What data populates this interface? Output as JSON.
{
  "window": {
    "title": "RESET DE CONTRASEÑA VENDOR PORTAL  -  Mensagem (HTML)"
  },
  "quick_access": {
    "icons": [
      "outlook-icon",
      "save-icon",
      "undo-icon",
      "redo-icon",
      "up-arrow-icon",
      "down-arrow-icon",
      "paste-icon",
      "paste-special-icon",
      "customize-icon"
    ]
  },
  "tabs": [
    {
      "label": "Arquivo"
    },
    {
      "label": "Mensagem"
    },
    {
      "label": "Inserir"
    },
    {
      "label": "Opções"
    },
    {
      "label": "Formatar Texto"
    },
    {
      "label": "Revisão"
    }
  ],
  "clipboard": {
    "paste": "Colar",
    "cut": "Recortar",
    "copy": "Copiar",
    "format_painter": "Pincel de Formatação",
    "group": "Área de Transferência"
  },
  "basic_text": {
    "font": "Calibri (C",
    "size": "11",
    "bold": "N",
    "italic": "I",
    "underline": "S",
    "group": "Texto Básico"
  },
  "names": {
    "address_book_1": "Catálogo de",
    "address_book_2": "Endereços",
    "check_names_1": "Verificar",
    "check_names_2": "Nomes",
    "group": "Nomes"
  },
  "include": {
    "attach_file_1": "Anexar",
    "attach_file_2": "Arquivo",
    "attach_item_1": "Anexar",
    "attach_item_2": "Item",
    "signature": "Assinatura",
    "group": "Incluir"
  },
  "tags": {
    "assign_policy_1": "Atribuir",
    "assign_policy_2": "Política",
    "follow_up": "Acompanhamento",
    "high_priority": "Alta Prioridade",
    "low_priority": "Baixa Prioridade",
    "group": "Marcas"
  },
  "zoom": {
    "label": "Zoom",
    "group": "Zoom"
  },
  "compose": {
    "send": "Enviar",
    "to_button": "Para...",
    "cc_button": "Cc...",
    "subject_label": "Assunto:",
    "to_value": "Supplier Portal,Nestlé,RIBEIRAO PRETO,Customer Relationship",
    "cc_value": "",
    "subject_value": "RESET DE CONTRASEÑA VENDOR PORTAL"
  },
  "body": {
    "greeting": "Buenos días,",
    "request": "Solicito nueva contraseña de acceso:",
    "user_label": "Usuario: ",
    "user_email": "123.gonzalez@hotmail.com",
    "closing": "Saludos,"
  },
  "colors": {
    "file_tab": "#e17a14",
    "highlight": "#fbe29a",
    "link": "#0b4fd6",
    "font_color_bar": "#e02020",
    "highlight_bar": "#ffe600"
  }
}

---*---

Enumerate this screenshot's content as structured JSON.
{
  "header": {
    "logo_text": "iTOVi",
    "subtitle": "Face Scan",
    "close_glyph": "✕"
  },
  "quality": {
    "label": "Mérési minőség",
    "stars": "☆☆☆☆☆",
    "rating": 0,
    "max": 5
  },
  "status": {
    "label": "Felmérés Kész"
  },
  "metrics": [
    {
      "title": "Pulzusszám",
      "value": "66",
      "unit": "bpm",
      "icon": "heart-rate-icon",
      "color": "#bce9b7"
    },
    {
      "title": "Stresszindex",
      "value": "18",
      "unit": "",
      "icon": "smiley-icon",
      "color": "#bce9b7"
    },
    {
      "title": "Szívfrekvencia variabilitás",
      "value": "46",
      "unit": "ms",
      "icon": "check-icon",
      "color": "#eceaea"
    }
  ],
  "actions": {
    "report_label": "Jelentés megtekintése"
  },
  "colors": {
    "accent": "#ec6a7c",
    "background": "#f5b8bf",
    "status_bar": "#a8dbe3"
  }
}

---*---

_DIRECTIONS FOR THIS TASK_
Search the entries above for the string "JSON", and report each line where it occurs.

_ANSWER BOX_
What data populates this interface? Output as JSON.
Enumerate this screenshot's content as structured JSON.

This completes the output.